=== Begin Enclosure ===

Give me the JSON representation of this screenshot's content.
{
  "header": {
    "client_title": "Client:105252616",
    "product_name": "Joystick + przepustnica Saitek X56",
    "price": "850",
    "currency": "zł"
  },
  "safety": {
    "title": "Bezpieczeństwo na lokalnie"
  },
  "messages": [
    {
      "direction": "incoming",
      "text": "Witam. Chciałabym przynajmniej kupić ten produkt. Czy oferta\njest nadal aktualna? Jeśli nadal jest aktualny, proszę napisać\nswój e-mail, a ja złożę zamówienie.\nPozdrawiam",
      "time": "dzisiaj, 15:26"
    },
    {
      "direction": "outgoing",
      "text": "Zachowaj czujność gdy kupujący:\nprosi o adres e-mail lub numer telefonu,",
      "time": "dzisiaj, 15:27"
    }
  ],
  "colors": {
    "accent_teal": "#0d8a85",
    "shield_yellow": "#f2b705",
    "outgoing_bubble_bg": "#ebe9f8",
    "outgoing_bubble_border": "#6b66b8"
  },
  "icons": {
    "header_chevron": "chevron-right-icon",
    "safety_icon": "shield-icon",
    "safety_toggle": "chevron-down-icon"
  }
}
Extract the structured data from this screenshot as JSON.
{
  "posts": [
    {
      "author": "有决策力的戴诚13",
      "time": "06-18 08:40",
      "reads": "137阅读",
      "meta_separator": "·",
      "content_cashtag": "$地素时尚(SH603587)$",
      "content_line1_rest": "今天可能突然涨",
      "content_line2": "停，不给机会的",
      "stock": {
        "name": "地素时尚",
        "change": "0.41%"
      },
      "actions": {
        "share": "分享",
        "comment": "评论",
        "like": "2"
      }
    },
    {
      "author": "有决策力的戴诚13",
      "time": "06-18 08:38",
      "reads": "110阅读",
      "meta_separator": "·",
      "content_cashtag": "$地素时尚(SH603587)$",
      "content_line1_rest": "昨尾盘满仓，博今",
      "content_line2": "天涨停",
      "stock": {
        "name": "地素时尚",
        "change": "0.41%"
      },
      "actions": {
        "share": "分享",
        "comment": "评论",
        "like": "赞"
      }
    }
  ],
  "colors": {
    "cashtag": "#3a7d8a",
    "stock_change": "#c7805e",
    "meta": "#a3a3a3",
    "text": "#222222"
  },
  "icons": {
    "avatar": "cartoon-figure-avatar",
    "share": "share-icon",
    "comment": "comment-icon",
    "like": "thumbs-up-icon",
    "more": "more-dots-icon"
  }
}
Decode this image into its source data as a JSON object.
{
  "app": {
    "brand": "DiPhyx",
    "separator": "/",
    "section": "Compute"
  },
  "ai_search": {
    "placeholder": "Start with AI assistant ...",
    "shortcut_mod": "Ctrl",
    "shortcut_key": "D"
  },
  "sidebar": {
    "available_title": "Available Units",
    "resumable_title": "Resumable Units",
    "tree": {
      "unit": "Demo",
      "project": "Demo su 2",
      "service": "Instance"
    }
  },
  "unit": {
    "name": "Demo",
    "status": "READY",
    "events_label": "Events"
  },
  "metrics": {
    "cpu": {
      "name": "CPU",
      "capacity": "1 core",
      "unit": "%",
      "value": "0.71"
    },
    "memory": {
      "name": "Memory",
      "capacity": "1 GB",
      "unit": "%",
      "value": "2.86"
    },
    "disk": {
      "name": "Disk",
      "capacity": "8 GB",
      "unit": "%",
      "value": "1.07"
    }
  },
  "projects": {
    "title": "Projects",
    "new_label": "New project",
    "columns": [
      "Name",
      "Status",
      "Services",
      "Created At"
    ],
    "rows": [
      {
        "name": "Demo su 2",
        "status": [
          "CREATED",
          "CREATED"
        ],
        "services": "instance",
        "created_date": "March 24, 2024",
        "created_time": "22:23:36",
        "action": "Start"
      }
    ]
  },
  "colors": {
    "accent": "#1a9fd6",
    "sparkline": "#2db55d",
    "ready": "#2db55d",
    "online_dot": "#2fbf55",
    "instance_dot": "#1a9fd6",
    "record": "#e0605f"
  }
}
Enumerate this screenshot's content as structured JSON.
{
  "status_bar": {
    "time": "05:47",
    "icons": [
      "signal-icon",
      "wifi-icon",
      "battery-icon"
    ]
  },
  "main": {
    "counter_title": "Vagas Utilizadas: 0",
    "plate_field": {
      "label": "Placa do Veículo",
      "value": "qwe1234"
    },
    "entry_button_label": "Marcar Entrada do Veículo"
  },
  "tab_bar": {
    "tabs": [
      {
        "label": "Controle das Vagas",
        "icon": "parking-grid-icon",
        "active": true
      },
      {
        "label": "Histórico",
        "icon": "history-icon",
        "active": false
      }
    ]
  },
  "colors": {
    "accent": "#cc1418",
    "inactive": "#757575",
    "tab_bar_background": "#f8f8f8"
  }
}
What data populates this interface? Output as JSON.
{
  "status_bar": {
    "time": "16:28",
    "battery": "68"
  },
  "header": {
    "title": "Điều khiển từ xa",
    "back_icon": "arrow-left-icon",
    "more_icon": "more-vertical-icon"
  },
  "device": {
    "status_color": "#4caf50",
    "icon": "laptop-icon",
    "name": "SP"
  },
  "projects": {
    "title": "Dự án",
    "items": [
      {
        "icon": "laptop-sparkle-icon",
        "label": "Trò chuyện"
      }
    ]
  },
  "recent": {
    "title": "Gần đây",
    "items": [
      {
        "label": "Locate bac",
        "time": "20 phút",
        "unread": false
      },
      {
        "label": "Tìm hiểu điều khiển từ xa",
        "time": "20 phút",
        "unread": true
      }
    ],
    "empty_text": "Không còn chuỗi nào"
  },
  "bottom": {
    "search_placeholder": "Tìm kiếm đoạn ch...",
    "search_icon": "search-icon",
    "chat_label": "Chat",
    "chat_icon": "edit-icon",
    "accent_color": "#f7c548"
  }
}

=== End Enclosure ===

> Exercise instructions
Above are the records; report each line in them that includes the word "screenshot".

> Result below
Give me the JSON representation of this screenshot's content.
Extract the structured data from this screenshot as JSON.
Enumerate this screenshot's content as structured JSON.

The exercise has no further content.